Enceladus is the sixth-largest moon of Saturn. It was discovered in 1789 by William Herschel, though little was known about Enceladus until the two Voyager spacecraft passed near it in the early 1980s. The Voyagers showed that the diameter of Enceladus is only 500 kilometers (310 mi), about a tenth of that of Saturn's largest moon, Titan, and that it reflects almost all of the sunlight that strikes it. Voyager 1 found that the moon orbited in the densest part of Saturn's diffuse E ring, indicating a possible association between the two. Voyager 2 revealed that, despite the moon's small size, it has a wide range of terrains ranging from old, heavily cratered surfaces to young, tectonically deformed terrain, with some regions with surface ages as young as 100 million years old.
In 2005, the Cassini spacecraft performed several close flybys of Enceladus, revealing the moon's surface and environment in greater detail. In particular, the probe discovered a water-rich plume venting from the moon's south polar region. This discovery, along with the presence of escaping internal heat and very few (if any) impact craters in the south polar region, shows that Enceladus is geologically active today. Moons in the extensive satellite systems of gas giants often become trapped in orbital resonances that lead to forced libration or orbital eccentricity; proximity to Saturn could then lead to tidal heating of Enceladus's interior, offering a possible explanation for the activity.

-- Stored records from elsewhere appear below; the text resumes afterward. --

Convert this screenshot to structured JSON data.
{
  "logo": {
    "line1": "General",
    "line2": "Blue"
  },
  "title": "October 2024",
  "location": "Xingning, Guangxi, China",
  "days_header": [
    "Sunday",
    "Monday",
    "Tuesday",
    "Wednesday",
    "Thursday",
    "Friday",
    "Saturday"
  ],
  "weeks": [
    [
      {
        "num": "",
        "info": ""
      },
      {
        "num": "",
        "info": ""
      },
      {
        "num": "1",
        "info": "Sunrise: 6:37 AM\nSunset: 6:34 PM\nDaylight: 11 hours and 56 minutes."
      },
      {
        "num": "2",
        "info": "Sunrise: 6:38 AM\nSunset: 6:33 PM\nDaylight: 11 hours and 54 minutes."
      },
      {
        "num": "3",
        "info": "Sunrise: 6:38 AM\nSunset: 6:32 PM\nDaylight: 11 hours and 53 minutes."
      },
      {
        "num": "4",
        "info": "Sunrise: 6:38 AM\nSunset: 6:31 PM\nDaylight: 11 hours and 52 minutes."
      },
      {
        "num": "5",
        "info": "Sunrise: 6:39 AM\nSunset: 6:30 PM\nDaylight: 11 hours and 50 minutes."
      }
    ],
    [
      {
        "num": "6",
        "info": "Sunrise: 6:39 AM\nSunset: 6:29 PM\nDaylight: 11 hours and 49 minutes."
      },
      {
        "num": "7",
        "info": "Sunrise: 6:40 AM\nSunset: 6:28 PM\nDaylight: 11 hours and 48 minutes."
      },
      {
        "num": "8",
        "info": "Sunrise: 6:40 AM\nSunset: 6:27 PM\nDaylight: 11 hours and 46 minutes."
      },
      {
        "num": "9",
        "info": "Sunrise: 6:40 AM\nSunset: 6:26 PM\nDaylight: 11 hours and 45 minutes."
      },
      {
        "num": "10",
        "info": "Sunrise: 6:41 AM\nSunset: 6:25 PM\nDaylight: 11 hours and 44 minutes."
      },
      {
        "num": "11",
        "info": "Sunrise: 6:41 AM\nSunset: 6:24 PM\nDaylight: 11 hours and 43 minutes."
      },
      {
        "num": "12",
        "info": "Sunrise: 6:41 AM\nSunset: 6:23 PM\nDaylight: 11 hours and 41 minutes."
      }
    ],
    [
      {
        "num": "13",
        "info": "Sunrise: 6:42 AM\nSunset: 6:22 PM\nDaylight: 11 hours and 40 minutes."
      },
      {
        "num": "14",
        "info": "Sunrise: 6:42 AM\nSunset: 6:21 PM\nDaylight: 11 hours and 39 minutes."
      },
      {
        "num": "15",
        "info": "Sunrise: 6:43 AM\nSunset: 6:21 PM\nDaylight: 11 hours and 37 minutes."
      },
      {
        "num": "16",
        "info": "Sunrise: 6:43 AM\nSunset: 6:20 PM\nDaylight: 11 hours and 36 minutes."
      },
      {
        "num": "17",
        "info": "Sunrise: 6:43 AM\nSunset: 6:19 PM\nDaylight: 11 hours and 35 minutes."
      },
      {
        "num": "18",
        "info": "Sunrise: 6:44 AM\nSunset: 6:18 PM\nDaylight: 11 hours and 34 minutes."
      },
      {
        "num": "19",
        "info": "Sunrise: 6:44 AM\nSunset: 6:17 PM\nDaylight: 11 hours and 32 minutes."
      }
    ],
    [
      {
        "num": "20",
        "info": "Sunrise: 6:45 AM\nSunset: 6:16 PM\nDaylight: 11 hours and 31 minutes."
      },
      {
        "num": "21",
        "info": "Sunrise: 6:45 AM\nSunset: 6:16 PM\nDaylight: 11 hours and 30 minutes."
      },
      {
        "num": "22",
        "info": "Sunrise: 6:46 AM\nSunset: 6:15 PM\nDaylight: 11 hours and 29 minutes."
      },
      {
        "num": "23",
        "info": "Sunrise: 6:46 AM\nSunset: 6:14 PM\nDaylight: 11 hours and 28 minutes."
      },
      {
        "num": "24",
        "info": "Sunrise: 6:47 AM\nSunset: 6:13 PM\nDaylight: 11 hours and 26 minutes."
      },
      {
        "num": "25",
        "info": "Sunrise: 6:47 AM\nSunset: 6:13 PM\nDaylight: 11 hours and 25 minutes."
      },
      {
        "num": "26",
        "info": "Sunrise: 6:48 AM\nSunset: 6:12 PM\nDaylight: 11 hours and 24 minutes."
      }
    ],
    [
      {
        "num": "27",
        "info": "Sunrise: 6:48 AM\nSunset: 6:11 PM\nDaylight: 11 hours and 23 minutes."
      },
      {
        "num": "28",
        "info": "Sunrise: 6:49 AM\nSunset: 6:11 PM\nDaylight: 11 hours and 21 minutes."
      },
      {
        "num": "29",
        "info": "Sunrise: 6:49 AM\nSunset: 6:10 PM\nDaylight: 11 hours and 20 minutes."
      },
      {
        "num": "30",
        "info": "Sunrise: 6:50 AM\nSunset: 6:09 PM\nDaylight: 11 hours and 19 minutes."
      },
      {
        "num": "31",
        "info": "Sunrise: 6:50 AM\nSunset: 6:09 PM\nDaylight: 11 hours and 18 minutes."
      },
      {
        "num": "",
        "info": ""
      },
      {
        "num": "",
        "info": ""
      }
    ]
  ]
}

In 2014, NASA reported that evidence for a large south polar underground ocean of liquid water within Enceladus with a thickness of around 10 km had been found by Cassini. Cryovolcanoes near the south pole shoot large jets of water vapor, other volatiles, and some solid particles like NaCl crystals and ice particles into space, totaling approximately 200 kilograms (440 lb) per second. Some of this water falls back onto the moon as "snow", some of it adds to Saturn's rings, and some of it reaches Saturn. The discovery of the plume has added further weight to the argument that material released from Enceladus is the source of the E ring.